WHAT IS EXPECTED:
Report the number of lines in the entries below that include the word "rest", and nothing else.

LISTED ENTRIES:
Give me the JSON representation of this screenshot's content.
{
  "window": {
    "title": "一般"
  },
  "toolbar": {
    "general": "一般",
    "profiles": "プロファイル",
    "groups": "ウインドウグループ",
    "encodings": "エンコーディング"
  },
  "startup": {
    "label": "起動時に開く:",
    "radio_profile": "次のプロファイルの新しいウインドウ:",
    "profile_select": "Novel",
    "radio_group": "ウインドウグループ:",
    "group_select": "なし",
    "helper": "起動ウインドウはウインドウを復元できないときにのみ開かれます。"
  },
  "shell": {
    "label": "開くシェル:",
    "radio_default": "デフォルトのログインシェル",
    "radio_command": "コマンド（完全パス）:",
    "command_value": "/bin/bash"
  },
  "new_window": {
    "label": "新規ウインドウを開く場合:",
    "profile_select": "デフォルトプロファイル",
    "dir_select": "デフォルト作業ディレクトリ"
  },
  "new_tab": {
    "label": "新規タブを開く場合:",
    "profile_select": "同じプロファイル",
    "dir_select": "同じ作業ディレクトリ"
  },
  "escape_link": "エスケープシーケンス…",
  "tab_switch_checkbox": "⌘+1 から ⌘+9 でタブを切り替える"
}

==

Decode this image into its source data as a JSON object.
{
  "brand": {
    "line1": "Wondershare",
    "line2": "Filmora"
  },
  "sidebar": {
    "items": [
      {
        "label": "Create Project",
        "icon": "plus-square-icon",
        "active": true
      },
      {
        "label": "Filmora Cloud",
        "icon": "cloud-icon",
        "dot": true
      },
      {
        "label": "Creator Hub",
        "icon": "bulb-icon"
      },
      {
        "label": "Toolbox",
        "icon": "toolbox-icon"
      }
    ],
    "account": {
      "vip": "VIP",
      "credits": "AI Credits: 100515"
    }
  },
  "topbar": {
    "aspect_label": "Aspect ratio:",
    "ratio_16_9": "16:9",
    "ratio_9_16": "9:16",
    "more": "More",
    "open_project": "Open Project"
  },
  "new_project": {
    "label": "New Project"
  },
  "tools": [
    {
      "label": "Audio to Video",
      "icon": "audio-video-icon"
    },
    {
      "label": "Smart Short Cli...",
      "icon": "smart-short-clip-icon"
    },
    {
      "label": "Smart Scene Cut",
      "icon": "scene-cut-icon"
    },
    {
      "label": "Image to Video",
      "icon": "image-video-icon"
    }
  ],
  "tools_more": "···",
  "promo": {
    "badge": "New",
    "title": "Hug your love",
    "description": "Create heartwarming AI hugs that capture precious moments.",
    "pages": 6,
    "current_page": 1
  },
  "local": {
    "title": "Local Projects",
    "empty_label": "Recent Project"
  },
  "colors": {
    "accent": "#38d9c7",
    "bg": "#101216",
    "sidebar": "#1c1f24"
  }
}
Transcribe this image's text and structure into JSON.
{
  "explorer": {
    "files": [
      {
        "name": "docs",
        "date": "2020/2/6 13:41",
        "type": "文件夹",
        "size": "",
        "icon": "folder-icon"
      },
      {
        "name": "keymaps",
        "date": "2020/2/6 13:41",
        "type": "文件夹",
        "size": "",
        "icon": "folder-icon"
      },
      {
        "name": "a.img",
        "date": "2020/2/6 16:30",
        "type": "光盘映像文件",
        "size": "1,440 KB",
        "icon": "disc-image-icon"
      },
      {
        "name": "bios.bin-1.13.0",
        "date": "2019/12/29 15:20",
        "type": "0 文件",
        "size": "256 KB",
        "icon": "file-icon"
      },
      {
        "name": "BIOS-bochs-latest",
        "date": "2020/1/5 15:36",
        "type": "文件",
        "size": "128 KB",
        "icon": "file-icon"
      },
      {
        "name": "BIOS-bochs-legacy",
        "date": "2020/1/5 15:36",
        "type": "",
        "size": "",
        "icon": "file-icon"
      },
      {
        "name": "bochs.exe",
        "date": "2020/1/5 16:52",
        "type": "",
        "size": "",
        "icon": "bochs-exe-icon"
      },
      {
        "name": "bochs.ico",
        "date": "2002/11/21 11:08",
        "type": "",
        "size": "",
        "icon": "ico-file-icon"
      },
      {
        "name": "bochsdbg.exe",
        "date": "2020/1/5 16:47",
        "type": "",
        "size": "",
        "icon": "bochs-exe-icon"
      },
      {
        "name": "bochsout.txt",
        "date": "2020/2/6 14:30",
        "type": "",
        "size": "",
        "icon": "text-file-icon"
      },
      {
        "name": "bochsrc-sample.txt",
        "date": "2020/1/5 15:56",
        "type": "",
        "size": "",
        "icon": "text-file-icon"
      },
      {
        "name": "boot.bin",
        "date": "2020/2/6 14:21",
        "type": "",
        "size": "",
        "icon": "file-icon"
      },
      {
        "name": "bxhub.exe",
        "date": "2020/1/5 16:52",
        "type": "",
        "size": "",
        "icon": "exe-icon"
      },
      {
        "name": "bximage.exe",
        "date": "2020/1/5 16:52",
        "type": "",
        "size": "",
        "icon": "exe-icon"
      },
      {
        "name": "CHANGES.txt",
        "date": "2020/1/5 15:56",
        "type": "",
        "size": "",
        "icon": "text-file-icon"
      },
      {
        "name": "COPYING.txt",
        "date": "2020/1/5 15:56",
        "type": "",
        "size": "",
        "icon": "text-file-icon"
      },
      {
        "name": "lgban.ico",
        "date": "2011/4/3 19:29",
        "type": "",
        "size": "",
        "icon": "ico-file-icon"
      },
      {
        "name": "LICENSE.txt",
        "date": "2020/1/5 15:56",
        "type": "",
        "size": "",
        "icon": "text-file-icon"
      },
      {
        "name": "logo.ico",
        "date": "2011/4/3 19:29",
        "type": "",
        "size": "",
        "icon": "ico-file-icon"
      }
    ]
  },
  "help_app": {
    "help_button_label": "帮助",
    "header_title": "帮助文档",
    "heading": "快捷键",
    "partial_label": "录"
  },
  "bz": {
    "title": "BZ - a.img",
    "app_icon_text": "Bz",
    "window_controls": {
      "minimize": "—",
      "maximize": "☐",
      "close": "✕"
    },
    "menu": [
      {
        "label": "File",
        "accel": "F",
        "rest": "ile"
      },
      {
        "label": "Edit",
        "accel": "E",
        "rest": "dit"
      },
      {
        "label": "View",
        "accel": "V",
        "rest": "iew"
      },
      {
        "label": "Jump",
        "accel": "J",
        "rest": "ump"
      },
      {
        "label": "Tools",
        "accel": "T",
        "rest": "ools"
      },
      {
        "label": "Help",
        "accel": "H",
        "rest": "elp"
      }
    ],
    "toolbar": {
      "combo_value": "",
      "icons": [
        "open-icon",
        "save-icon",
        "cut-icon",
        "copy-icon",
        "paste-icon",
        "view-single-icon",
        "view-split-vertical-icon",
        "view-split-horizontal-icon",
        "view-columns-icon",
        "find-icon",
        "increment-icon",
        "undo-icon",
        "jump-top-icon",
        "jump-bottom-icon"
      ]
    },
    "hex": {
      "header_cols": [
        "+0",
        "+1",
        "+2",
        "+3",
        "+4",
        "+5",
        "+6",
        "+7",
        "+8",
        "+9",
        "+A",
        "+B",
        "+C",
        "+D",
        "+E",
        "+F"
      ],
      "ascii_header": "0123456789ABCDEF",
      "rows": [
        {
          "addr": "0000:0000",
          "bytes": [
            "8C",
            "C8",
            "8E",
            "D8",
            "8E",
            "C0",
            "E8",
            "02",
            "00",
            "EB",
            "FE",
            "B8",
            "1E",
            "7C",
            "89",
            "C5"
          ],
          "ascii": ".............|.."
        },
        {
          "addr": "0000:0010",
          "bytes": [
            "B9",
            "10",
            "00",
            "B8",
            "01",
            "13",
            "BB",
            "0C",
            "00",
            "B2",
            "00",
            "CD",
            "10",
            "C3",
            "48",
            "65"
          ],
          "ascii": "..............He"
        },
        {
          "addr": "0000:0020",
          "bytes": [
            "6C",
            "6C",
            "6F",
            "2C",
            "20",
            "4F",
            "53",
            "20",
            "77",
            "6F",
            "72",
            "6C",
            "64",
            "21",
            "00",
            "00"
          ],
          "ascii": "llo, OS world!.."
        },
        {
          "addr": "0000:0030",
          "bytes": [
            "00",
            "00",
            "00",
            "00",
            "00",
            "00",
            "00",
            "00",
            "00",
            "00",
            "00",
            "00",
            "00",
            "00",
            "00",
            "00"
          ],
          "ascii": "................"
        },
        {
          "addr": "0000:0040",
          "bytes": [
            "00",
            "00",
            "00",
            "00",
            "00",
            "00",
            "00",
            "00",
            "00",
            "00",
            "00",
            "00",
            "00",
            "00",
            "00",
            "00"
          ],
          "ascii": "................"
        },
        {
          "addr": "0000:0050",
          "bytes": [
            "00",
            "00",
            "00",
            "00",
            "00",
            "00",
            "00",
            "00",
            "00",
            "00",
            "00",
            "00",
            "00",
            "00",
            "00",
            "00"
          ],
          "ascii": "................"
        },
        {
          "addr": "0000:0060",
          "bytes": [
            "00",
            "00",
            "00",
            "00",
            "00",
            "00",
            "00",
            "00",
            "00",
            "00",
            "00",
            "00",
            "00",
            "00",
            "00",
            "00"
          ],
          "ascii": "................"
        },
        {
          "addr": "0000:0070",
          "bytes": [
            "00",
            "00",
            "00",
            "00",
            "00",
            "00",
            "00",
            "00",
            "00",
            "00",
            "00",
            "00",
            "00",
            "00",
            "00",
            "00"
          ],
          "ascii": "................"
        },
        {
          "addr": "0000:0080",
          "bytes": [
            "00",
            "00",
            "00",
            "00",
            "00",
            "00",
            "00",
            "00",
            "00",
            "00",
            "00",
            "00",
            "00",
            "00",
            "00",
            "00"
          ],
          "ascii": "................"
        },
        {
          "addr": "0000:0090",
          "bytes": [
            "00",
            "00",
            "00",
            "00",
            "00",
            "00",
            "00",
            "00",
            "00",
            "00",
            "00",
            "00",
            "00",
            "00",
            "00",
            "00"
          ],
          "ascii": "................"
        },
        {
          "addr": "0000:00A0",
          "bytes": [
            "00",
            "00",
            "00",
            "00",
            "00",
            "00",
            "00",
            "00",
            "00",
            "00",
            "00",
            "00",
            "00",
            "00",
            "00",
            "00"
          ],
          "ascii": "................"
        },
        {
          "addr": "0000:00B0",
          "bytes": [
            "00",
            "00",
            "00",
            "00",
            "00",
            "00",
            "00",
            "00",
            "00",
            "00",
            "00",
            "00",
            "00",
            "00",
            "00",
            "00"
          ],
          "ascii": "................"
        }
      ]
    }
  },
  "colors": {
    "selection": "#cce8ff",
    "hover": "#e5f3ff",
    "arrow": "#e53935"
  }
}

SOLUTION:
6